An exact reproduction of the data below is expected, free of images.

Data records for software interfaces:
—————

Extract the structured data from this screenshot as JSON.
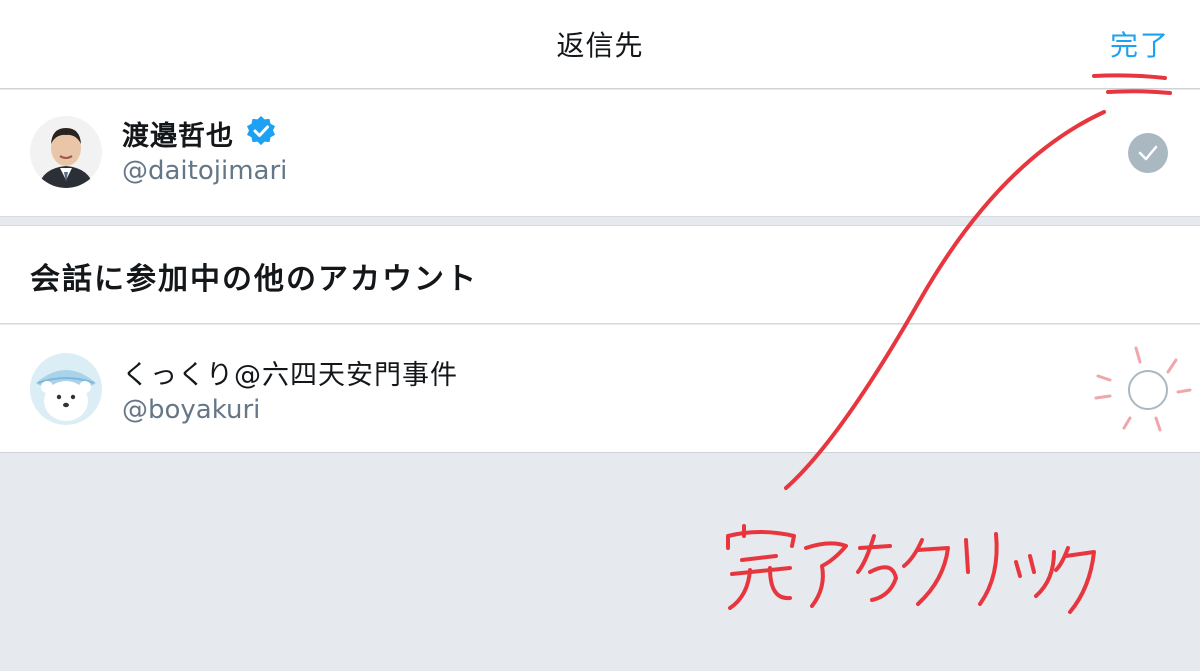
{
  "header": {
    "title": "返信先",
    "done_label": "完了"
  },
  "selected_account": {
    "name": "渡邉哲也",
    "handle": "@daitojimari",
    "verified": true,
    "checked": true
  },
  "section": {
    "title": "会話に参加中の他のアカウント"
  },
  "other_accounts": [
    {
      "name": "くっくり@六四天安門事件",
      "handle": "@boyakuri",
      "checked": false
    }
  ],
  "annotation": {
    "text": "完了をクリック",
    "color": "#e8363f"
  },
  "colors": {
    "accent": "#1da1f2",
    "muted": "#657786",
    "check_gray": "#aab8c2",
    "background": "#e6e9ee"
  }
}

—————

■ **ANSWER TO THIS PROBLEM**:
Extract the structured data from this screenshot as JSON.
{
  "header": {
    "title": "返信先",
    "done_label": "完了"
  },
  "selected_account": {
    "name": "渡邉哲也",
    "handle": "@daitojimari",
    "verified": true,
    "checked": true
  },
  "section": {
    "title": "会話に参加中の他のアカウント"
  },
  "other_accounts": [
    {
      "name": "くっくり@六四天安門事件",
      "handle": "@boyakuri",
      "checked": false
    }
  ],
  "annotation": {
    "text": "完了をクリック",
    "color": "#e8363f"
  },
  "colors": {
    "accent": "#1da1f2",
    "muted": "#657786",
    "check_gray": "#aab8c2",
    "background": "#e6e9ee"
  }
}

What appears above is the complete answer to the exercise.